WHAT IS REQUIRED | Each line of the material beneath should be duplicated exactly.

(STUDY MATERIAL Opens)

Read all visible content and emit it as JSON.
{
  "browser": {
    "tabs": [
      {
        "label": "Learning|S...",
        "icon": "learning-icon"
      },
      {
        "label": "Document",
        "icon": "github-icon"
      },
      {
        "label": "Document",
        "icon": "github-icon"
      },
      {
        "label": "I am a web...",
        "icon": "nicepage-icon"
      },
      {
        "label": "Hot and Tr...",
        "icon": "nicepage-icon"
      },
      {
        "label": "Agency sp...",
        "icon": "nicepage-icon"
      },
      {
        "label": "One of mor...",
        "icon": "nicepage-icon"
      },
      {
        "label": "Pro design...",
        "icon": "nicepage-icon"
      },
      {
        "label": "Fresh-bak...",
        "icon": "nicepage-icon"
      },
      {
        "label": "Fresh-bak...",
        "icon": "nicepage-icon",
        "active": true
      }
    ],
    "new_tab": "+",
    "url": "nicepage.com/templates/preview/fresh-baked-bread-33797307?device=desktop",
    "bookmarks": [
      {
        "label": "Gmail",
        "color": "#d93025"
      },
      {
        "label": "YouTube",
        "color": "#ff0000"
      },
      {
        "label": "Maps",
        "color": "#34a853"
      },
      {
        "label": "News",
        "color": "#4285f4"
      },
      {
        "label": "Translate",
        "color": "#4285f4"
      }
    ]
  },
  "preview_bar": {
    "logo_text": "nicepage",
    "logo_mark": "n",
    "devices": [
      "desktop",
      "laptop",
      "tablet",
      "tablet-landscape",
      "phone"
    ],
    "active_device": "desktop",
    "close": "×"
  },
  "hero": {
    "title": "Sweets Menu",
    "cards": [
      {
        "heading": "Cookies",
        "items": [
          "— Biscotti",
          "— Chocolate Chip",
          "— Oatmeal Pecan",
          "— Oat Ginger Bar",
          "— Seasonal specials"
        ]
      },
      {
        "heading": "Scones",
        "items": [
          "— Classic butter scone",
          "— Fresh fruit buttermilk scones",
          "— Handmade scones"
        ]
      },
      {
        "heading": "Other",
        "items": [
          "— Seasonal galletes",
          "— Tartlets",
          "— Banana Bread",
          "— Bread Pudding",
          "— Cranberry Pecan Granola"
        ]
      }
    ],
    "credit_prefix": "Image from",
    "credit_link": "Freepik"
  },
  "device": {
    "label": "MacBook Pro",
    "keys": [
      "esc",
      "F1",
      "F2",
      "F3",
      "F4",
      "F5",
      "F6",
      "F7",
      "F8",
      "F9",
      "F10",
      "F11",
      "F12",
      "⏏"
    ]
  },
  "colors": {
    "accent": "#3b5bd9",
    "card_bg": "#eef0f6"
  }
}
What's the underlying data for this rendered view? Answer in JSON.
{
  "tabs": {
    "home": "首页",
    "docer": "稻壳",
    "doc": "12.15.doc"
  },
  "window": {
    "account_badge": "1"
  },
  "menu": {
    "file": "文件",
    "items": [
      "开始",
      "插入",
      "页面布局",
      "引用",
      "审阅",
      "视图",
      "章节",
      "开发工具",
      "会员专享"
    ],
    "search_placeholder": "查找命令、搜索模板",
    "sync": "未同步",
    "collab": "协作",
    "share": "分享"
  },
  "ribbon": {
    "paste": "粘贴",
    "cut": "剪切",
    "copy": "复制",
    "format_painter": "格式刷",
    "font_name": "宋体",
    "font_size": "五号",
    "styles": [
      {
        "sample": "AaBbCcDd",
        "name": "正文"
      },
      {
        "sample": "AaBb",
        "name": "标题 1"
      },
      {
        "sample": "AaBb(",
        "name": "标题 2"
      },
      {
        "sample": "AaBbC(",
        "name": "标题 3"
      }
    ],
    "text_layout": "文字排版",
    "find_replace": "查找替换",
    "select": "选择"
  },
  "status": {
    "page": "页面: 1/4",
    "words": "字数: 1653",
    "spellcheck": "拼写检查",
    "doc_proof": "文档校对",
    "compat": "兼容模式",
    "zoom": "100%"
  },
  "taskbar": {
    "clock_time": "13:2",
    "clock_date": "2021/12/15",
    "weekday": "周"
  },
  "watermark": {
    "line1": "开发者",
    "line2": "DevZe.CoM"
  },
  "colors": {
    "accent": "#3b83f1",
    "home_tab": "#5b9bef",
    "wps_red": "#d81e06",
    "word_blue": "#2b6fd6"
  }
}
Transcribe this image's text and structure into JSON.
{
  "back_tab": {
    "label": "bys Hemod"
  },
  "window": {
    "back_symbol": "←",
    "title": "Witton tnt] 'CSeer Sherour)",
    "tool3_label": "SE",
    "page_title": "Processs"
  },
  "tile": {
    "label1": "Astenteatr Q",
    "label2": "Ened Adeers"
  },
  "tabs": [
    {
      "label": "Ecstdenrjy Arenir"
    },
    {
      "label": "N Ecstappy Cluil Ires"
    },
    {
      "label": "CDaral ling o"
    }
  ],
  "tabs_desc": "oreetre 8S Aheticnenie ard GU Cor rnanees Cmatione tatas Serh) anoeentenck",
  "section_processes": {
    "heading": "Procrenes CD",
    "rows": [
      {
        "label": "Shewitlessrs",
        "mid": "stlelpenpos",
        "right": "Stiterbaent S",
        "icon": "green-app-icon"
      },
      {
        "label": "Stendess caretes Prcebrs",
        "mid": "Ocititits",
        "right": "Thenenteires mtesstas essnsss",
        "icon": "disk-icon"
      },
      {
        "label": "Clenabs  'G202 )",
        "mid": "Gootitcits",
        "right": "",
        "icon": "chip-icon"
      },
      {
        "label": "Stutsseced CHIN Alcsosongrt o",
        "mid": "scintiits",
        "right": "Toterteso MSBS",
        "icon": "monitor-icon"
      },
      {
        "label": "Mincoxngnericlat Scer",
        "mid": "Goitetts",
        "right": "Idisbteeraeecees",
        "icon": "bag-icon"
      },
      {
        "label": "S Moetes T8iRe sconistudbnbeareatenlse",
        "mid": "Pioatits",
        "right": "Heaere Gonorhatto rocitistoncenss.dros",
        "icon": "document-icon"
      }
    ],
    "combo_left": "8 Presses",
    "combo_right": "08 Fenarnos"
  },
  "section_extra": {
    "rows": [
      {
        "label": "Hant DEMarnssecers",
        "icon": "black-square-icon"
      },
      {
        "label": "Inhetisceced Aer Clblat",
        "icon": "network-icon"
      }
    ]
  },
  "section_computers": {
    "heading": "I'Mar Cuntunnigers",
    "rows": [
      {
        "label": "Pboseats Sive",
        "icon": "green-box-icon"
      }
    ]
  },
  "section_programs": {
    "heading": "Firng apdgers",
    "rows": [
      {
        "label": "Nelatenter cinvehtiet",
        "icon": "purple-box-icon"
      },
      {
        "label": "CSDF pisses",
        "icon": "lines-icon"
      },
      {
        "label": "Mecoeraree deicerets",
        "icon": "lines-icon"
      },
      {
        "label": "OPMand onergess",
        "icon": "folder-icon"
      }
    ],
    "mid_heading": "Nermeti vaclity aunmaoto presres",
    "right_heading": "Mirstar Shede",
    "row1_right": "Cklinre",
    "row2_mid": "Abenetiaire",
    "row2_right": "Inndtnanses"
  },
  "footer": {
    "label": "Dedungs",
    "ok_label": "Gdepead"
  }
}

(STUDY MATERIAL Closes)

RESPONSE |
Read all visible content and emit it as JSON.
{
  "browser": {
    "tabs": [
      {
        "label": "Learning|S...",
        "icon": "learning-icon"
      },
      {
        "label": "Document",
        "icon": "github-icon"
      },
      {
        "label": "Document",
        "icon": "github-icon"
      },
      {
        "label": "I am a web...",
        "icon": "nicepage-icon"
      },
      {
        "label": "Hot and Tr...",
        "icon": "nicepage-icon"
      },
      {
        "label": "Agency sp...",
        "icon": "nicepage-icon"
      },
      {
        "label": "One of mor...",
        "icon": "nicepage-icon"
      },
      {
        "label": "Pro design...",
        "icon": "nicepage-icon"
      },
      {
        "label": "Fresh-bak...",
        "icon": "nicepage-icon"
      },
      {
        "label": "Fresh-bak...",
        "icon": "nicepage-icon",
        "active": true
      }
    ],
    "new_tab": "+",
    "url": "nicepage.com/templates/preview/fresh-baked-bread-33797307?device=desktop",
    "bookmarks": [
      {
        "label": "Gmail",
        "color": "#d93025"
      },
      {
        "label": "YouTube",
        "color": "#ff0000"
      },
      {
        "label": "Maps",
        "color": "#34a853"
      },
      {
        "label": "News",
        "color": "#4285f4"
      },
      {
        "label": "Translate",
        "color": "#4285f4"
      }
    ]
  },
  "preview_bar": {
    "logo_text": "nicepage",
    "logo_mark": "n",
    "devices": [
      "desktop",
      "laptop",
      "tablet",
      "tablet-landscape",
      "phone"
    ],
    "active_device": "desktop",
    "close": "×"
  },
  "hero": {
    "title": "Sweets Menu",
    "cards": [
      {
        "heading": "Cookies",
        "items": [
          "— Biscotti",
          "— Chocolate Chip",
          "— Oatmeal Pecan",
          "— Oat Ginger Bar",
          "— Seasonal specials"
        ]
      },
      {
        "heading": "Scones",
        "items": [
          "— Classic butter scone",
          "— Fresh fruit buttermilk scones",
          "— Handmade scones"
        ]
      },
      {
        "heading": "Other",
        "items": [
          "— Seasonal galletes",
          "— Tartlets",
          "— Banana Bread",
          "— Bread Pudding",
          "— Cranberry Pecan Granola"
        ]
      }
    ],
    "credit_prefix": "Image from",
    "credit_link": "Freepik"
  },
  "device": {
    "label": "MacBook Pro",
    "keys": [
      "esc",
      "F1",
      "F2",
      "F3",
      "F4",
      "F5",
      "F6",
      "F7",
      "F8",
      "F9",
      "F10",
      "F11",
      "F12",
      "⏏"
    ]
  },
  "colors": {
    "accent": "#3b5bd9",
    "card_bg": "#eef0f6"
  }
}
What's the underlying data for this rendered view? Answer in JSON.
{
  "tabs": {
    "home": "首页",
    "docer": "稻壳",
    "doc": "12.15.doc"
  },
  "window": {
    "account_badge": "1"
  },
  "menu": {
    "file": "文件",
    "items": [
      "开始",
      "插入",
      "页面布局",
      "引用",
      "审阅",
      "视图",
      "章节",
      "开发工具",
      "会员专享"
    ],
    "search_placeholder": "查找命令、搜索模板",
    "sync": "未同步",
    "collab": "协作",
    "share": "分享"
  },
  "ribbon": {
    "paste": "粘贴",
    "cut": "剪切",
    "copy": "复制",
    "format_painter": "格式刷",
    "font_name": "宋体",
    "font_size": "五号",
    "styles": [
      {
        "sample": "AaBbCcDd",
        "name": "正文"
      },
      {
        "sample": "AaBb",
        "name": "标题 1"
      },
      {
        "sample": "AaBb(",
        "name": "标题 2"
      },
      {
        "sample": "AaBbC(",
        "name": "标题 3"
      }
    ],
    "text_layout": "文字排版",
    "find_replace": "查找替换",
    "select": "选择"
  },
  "status": {
    "page": "页面: 1/4",
    "words": "字数: 1653",
    "spellcheck": "拼写检查",
    "doc_proof": "文档校对",
    "compat": "兼容模式",
    "zoom": "100%"
  },
  "taskbar": {
    "clock_time": "13:2",
    "clock_date": "2021/12/15",
    "weekday": "周"
  },
  "watermark": {
    "line1": "开发者",
    "line2": "DevZe.CoM"
  },
  "colors": {
    "accent": "#3b83f1",
    "home_tab": "#5b9bef",
    "wps_red": "#d81e06",
    "word_blue": "#2b6fd6"
  }
}
Transcribe this image's text and structure into JSON.
{
  "back_tab": {
    "label": "bys Hemod"
  },
  "window": {
    "back_symbol": "←",
    "title": "Witton tnt] 'CSeer Sherour)",
    "tool3_label": "SE",
    "page_title": "Processs"
  },
  "tile": {
    "label1": "Astenteatr Q",
    "label2": "Ened Adeers"
  },
  "tabs": [
    {
      "label": "Ecstdenrjy Arenir"
    },
    {
      "label": "N Ecstappy Cluil Ires"
    },
    {
      "label": "CDaral ling o"
    }
  ],
  "tabs_desc": "oreetre 8S Aheticnenie ard GU Cor rnanees Cmatione tatas Serh) anoeentenck",
  "section_processes": {
    "heading": "Procrenes CD",
    "rows": [
      {
        "label": "Shewitlessrs",
        "mid": "stlelpenpos",
        "right": "Stiterbaent S",
        "icon": "green-app-icon"
      },
      {
        "label": "Stendess caretes Prcebrs",
        "mid": "Ocititits",
        "right": "Thenenteires mtesstas essnsss",
        "icon": "disk-icon"
      },
      {
        "label": "Clenabs  'G202 )",
        "mid": "Gootitcits",
        "right": "",
        "icon": "chip-icon"
      },
      {
        "label": "Stutsseced CHIN Alcsosongrt o",
        "mid": "scintiits",
        "right": "Toterteso MSBS",
        "icon": "monitor-icon"
      },
      {
        "label": "Mincoxngnericlat Scer",
        "mid": "Goitetts",
        "right": "Idisbteeraeecees",
        "icon": "bag-icon"
      },
      {
        "label": "S Moetes T8iRe sconistudbnbeareatenlse",
        "mid": "Pioatits",
        "right": "Heaere Gonorhatto rocitistoncenss.dros",
        "icon": "document-icon"
      }
    ],
    "combo_left": "8 Presses",
    "combo_right": "08 Fenarnos"
  },
  "section_extra": {
    "rows": [
      {
        "label": "Hant DEMarnssecers",
        "icon": "black-square-icon"
      },
      {
        "label": "Inhetisceced Aer Clblat",
        "icon": "network-icon"
      }
    ]
  },
  "section_computers": {
    "heading": "I'Mar Cuntunnigers",
    "rows": [
      {
        "label": "Pboseats Sive",
        "icon": "green-box-icon"
      }
    ]
  },
  "section_programs": {
    "heading": "Firng apdgers",
    "rows": [
      {
        "label": "Nelatenter cinvehtiet",
        "icon": "purple-box-icon"
      },
      {
        "label": "CSDF pisses",
        "icon": "lines-icon"
      },
      {
        "label": "Mecoeraree deicerets",
        "icon": "lines-icon"
      },
      {
        "label": "OPMand onergess",
        "icon": "folder-icon"
      }
    ],
    "mid_heading": "Nermeti vaclity aunmaoto presres",
    "right_heading": "Mirstar Shede",
    "row1_right": "Cklinre",
    "row2_mid": "Abenetiaire",
    "row2_right": "Inndtnanses"
  },
  "footer": {
    "label": "Dedungs",
    "ok_label": "Gdepead"
  }
}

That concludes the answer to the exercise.